Let’s start by discussing the CVT overview. Continuously Variable Transmission is what it stands for. Once activated, it operates similarly to a conventional automatic transmission, requiring no further intervention from the driver. But the CVT has no gears. It operates with a dual pulley system. A smoother transition between lower and higher speeds as well as improved fuel efficiency are the goals of this more recent transmission. Although this makes sense in theory, there have been some issues with Nissan applications. The problems were typically reported between 2012/2013 and 2018. When Nissan first started utilizing this transmission in 2003 and during the generation of CVTs from 2007 to 2012, there were a few issues. The Murano, Sentra, Altima, Rogue, Versa, and Versa Note are specific models.

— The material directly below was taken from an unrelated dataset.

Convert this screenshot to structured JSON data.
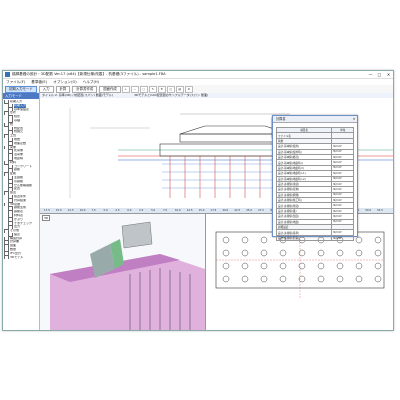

Although anything might go wrong for any manufacturer, Nissan’s issue is most likely the result of overheating. Failure to adequately cool the transmission might hasten the deterioration of the transmission. Additionally, for these specific models, the automobile detects heat distress and lowers its RPMs to prevent damage, which naturally affects horsepower. Nissan’s extended warranty may be useful for a while if your vehicle is affected and/or recalled. Transmission coverage was extended for some vehicles from 5 years/60,000 miles to 10 years/120,000 miles. Nevertheless, the warranty will eventually expire, and you might discover that your car needs, which
Nissan CVT issues still exist?
According to The Car Guide, an expert contacted by the Automobile Protection Association (APA) asserted that technological adjustments made by Nissan in 2020 most likely resolved issues with the CVT.
We don’t yet know with certainty what those technological adjustments were. But critics have been praising the new 2022 Sentra, awarding it Best New Small Car Under $30,000 by Consumer Reports. This recognition would suggest that Nissan has solved its CVT issues.
This only applies to newer Sentra models made after 2020, though. Nissan may offer tailored extended transmission warranties for older cars on particular models and years with the CVT. Nissan provided a 10-year/120,000-mile guarantee, which is twice as long as the industry standard, for CVTs made between 2003 and 2010 (Automotive Addicts). Nissan’s Warranty page does not yet mention models manufactured between 2011 and 2017 as potentially being eligible for extended warranty coverage.
We advise contacting your neighborhood Nissan dealer for precise warranty information if you currently own a Nissan with a CVT manufactured between 2011 and 2019.
Is the Nissan CVT transmission subject to a recall?
There may have been a few CVT-related recalls for specific Altima, Rogue, and NV200 model years, but none of these recalls appear to be related to the cooling system issue mentioned above.
Prior recalls addressed “drivability issues” and a design flaw that permitted the cars to shift when the brake wasn’t applied. Free software updates, torque converter replacements, and new shifter assembly installations were made available to affected drivers.
By entering your VIN number on this page, you may find out if Nissan has issued a recall for your particular vehicle. Your registration or insurance card, as well as your dashboard or driver’s side door, may all have the VIN number for your vehicle.